Onboarding and Retention have been considered to have separate strategies. And that’s still predominantly the case; however, HR has begun to see the linkages between the two. To be more specific, onboarding can be at least in some way, considered to have a retention strategy.
Employee retention was a major concern in the cooperate world Before COVID-19 and now again after the span of half year, the problem is increasing again slowly . Individuals (generally freshers) once being trained have a tendency to move to other organizations for better prospects, Now Lucrative salary, comfortable timings, better ambience, growth prospects are not that much reasons which prompt an employee to look for a change. Due to Covid, lack of integration with the company – People/culture/Job Profile – virtually plays a major role for attrition
Thus, a powerful Onboarding process translates to the retention of talent down the road. According to research by Glassdoor, organizations with a strong onboarding process can improve the retention of new hires by 82 percent. Additionally, productivity sees a boost in improvement of more than 70 percent!
Inflowing the Company’s World with good impression
The onboarding process is one of the first impressions an employee will have of the company as a new hire. Sure, he or she has gone through the interview process, spoken to HR professionals and even managers, but the person’s interaction with the company up to this point has been mainly external. As a new hire, she or he will gain access to the company’s “world” – being able to sign into the company intranet for the first time and even meet new co-workers — among other things. The company will benefit from these positive experiences and could, conversely, suffer from negative ones. Digitize says employees having a negative onboarding experience are twice as likely to look for another job.
Think about it for a moment with a bad impression
When companies fail to make a positive first impression during onboarding, new employees are more likely to feel confused, demoralized, surprised, and disengaged in the long run.
A bad first impression can flavor not only the rest of the onboarding process, but also the hew hire’s later interactions with the company. Some examples might include:
1. A negative impact on the building of the psychological contract between the employee and the employer
2.A lack of engagement from the new employee
3.An impact on productivity
4.An impediment when it comes to connecting with other co-workers and the company culture
How Onboarding supports in Retention of Employees:
1.Onboarding isn’t just for signing HR paperwork and sharing manuals and documentation; it’s a time for helping employees understand your core values and learn how their work can be aligned with those values where they can see there personal growth align with corporate vision
2.When companies do it well, onboarding builds connections between new employees and helps them feel a sense of belonging in a new community. Recognizing new employees right awayhelps them feel included and engaged for ong term
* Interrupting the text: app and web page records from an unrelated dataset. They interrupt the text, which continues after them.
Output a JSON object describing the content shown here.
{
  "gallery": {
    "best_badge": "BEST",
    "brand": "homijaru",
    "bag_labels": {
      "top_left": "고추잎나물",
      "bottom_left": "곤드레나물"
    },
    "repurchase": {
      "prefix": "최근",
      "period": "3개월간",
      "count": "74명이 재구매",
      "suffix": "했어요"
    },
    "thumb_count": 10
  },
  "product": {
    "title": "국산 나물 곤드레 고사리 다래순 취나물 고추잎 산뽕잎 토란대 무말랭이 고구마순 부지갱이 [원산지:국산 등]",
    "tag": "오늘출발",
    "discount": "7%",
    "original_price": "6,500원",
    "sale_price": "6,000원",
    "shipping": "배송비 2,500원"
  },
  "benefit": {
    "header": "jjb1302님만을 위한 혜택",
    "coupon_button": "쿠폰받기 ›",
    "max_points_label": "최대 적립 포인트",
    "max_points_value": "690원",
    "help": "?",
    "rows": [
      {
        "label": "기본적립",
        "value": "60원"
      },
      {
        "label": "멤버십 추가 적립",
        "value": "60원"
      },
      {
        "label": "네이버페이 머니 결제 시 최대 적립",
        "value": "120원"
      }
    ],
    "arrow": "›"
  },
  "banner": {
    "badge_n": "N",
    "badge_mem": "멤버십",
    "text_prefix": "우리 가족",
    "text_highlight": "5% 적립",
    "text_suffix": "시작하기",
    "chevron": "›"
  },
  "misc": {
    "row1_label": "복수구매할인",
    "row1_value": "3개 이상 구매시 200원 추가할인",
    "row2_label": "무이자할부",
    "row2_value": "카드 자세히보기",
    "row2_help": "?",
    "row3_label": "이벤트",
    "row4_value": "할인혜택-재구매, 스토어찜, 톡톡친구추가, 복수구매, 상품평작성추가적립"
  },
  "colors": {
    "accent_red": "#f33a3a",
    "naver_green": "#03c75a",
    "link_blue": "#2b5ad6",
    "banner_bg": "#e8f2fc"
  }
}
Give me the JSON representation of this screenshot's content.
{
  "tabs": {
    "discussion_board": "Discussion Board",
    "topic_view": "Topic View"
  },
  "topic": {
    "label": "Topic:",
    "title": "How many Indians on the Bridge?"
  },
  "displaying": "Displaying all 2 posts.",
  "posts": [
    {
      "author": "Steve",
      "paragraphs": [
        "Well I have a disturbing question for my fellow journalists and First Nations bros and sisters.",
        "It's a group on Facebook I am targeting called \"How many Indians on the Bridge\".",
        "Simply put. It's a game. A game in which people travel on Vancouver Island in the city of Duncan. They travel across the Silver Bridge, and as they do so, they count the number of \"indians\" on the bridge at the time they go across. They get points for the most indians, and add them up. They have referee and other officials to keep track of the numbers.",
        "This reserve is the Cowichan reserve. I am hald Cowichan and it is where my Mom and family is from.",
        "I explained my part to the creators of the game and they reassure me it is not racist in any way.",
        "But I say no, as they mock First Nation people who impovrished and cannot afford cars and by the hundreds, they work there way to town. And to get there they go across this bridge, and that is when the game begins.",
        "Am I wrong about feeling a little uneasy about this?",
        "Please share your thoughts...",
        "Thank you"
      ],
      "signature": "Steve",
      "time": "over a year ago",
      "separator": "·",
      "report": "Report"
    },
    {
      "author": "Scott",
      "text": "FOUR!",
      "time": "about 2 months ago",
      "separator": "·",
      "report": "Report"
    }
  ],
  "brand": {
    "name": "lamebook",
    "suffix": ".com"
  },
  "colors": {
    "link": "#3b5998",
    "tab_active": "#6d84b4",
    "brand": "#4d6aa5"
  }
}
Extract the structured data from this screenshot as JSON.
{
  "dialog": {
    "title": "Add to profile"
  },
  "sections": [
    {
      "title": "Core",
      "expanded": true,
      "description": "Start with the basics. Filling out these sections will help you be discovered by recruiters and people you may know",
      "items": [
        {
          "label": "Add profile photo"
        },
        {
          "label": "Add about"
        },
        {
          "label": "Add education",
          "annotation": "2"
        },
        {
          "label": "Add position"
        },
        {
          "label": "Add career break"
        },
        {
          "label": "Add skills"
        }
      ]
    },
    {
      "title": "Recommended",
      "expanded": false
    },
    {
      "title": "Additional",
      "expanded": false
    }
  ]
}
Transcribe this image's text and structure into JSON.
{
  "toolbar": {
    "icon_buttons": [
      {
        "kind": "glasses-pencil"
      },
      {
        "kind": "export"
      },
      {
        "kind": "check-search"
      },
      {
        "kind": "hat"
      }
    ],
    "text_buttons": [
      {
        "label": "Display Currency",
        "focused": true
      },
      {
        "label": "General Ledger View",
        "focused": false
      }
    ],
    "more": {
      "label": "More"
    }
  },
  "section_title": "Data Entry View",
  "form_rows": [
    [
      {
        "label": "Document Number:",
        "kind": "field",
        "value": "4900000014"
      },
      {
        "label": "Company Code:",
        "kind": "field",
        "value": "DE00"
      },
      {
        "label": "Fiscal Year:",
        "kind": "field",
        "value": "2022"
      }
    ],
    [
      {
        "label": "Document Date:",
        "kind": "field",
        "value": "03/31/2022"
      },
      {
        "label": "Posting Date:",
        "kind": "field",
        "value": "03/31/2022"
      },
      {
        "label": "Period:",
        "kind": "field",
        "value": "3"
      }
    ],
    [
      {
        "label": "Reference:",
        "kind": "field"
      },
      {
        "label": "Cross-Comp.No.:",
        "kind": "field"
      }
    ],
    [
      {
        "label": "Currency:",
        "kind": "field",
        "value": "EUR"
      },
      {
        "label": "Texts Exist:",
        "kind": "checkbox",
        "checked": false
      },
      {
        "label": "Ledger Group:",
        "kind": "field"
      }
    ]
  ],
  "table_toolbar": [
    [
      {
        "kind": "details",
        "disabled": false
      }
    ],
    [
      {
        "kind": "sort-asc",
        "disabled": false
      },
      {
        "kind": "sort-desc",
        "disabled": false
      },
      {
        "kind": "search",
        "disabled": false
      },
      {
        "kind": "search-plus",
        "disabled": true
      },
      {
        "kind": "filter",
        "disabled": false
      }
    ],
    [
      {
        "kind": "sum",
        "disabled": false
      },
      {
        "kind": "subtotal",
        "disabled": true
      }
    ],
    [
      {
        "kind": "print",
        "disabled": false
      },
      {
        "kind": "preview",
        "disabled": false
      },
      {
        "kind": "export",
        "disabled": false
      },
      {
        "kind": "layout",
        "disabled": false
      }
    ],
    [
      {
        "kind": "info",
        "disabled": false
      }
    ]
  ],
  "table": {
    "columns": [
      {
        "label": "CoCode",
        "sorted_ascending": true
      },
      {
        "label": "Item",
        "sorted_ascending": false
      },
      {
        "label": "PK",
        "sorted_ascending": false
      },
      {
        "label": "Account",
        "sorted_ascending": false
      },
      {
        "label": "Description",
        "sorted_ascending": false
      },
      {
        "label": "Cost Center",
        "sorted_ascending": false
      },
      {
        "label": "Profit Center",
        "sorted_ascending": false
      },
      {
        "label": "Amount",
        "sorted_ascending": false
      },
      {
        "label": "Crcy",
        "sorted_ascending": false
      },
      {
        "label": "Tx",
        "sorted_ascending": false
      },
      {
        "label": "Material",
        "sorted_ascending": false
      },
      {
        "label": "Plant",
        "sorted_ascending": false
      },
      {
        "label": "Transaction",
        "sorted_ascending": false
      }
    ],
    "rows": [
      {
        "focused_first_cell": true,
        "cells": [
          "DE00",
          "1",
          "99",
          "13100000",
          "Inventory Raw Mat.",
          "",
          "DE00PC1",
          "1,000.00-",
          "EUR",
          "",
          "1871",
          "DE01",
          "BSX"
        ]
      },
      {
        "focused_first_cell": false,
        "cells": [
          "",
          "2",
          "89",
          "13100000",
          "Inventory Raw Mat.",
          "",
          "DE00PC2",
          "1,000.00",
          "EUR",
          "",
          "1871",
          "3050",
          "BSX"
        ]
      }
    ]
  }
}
3.Even before someone is hired, they can begin to experience the passion of the leadership, the camaraderie of the workplace, and the inspiration of the organization’s purpose.
4.Many people quit because the job wasn’t what they expected. Before hiring someone, ensure you are providing them realistic previews of the job and work environment.
Then, use your first impression wisely. Essentially, you want to affirm their decision to join the company.
1.Be extra clear with new hires about the role and expectations. Ensure they have enough access to their supervisor when they have questions. No matter how brilliant they are, everyone has a learning curve in the beginning.
2.Finally, socialization into the cultureis the biggest missed opportunity in onboarding. Incorporate culture into your onboarding program. Integrate formal and informal opportunities to build connections with co-workers. A buddy or mentor program is a common approach that gives the employee someone to go to with the less technical, more “how do you use the espresso machine?” kind of guidance.
Small Sift –
Best Practices in the HR Forum – To Map the employee experience from the employee’s perspective instead of HR’s perspective. This small shift can help focus efforts on a great experience instead of an efficient process.
Your retention efforts will be more effective (and cost-effective) if sthey are tailored to the critical people at risk of leaving. Based on whom these critical people are and the reasons they are at risk of leaving, consider the following onboarding strategies to reduce employee turnover.